Beware of the squirrels: what is a filter function on mountain bike trails?
The first time I rode to a drop in a bike park, I paused and stared at the gaping, zigzagging wooden feature. I knew I could hold the landing, but I paused and thought about the consequences. My buddy too. “Are you going to try?” He asked. I wanted to ride the trail, but now I wasn’t so sure.
Most of us have seen a characteristic track filter, known in some areas as a squirrel trap, and often found in bike parks. Hell, maybe you’ve even been caught in one. It happens to the best of us. More properly known as the filter feature, these are the large, intimidating rock gardens and drops or gaps that lie at the front of a trail, like a stocky bouncer guarding the door of a nightclub. , or a “You have to be this tall to ride”. ‘ sign displayed in front of a swirling roller coaster.

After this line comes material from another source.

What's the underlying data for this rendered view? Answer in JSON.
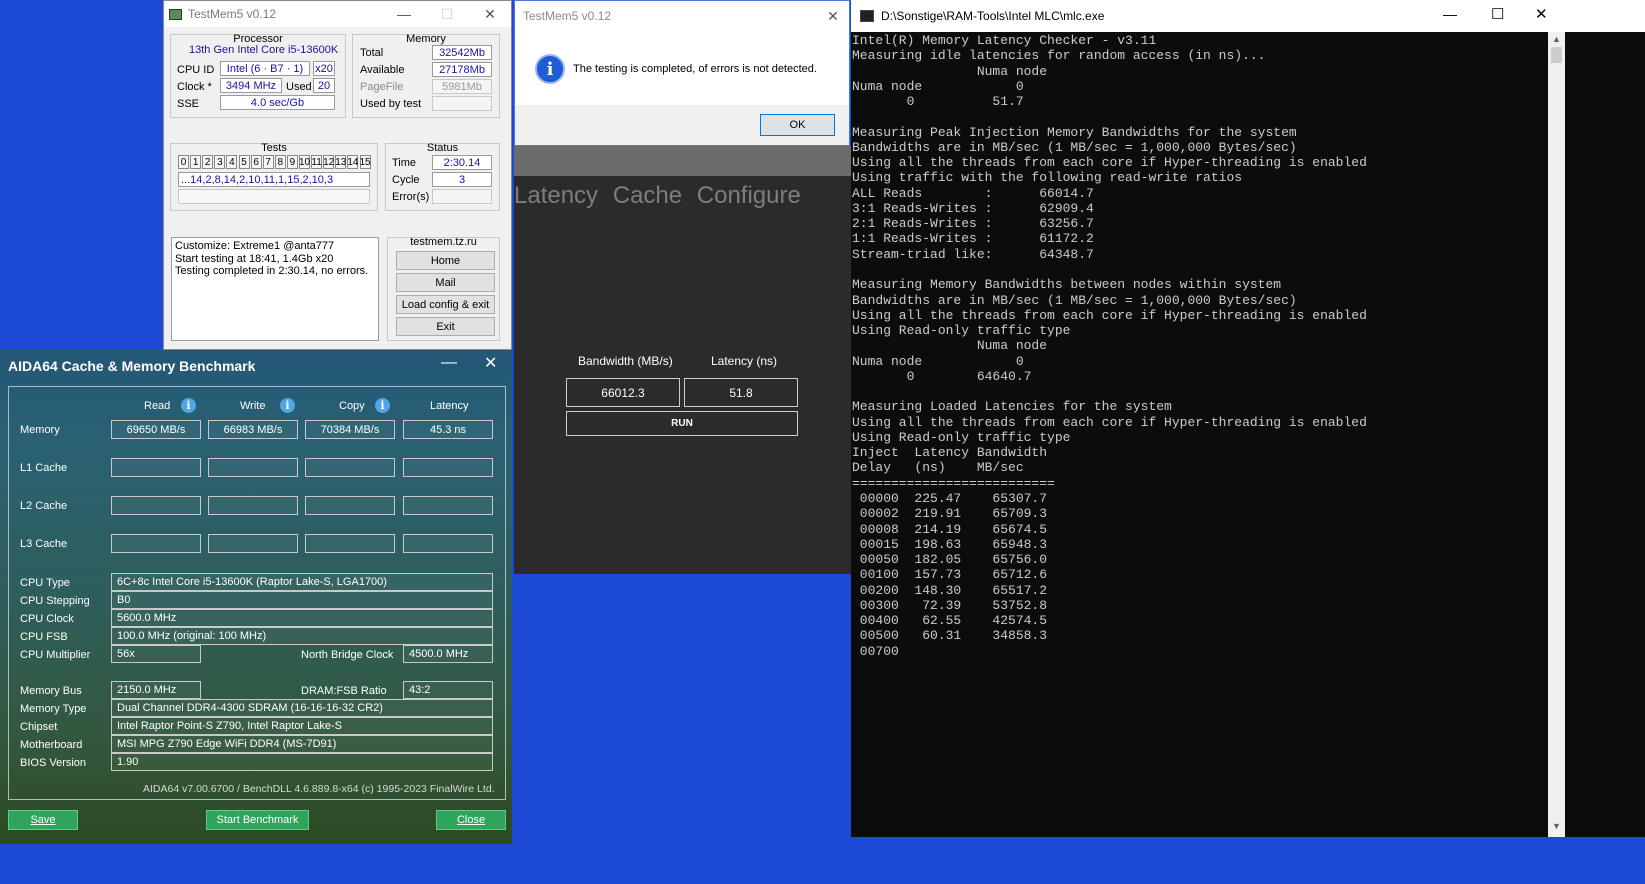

Although they may seem like a signal of exclusivity, they are meant to protect riders not yet ready for the track from injury and land managers from liability. If you’re like me, taken with curiosity when you open a trail map at a new bike park and want to see all there is to offer, these are meant to keep you from ending up like the cat .
“It has become part of the norm of what everyone should do to protect themselves,” Aaron Rogers, president and owner of Rock Solid Trail Contract said. Rogers worked for IMBA’s Trail Solutions for several years and now runs Rock Solid, the largest trail building company in the world.
There are two levels of protection, says Rogers: the sign and the characteristic itself. Through the sign, “You can tell people blah, blah, blah. This is a tough trail, black diamond, ride at your own risk, you may encounter unavoidable obstacles,” he says. “But we know that people don’t really read the signs all the time.So the next layer of protection is the filtering feature.
The most common are drops, “Just because you can make a drop look pretty intimidating, although they’re pretty safe for the most part,” says Rogers. Rock gardens are also typical, but the feature should set the tone for the trail. Generally, the following features and challenges on the trail are just as difficult or slightly less difficult.
Scott Chapin, risk and insurance specialist at Marsh & McLennanan Agency (MMA) who does insurance for mountain bike organizations, said the features worked on him. “I personally went on a few trails that had a filter feature and decided I didn’t want to risk injury and turning around,” he told us via email.
Chapin added that warning signs can reduce the degree of responsibility. In one blog on the MMA website of risk on mountain bike trails, he wrote, “A lot of the claims we see relate directly to the technical characteristics of the trails. Often an aggrieved party will claim that they were not properly warned of “dangerous” trail features, such as a berm, rocks, or drops. We have seen claims paid in this exact scenario.
Signaling and filtering features are recommended as a means of potentially reducing liability. For an in-depth look at a case at the Whistler Bike Park, read Lee Lau’s article on how signage was part of the argument to absolve Whistler of liability for a serious back injury to a cyclist.
IMBA Canada throws in some unique words when describing filter functionality. “A track filter, sometimes called a gateway or qualifier, is a high-level, low-consequence obstacle that demonstrates the difficulty of the upcoming track or track feature.”
As a runner, I like the term qualifier. When I started to hit advanced and more technical trails I felt like I was ready for some of them and the feature filter often served as a final test and confidence booster before fully exploring. the trail. That is, if you can nail it.
What are your favorite trails and filter features you’ve walked or rejected?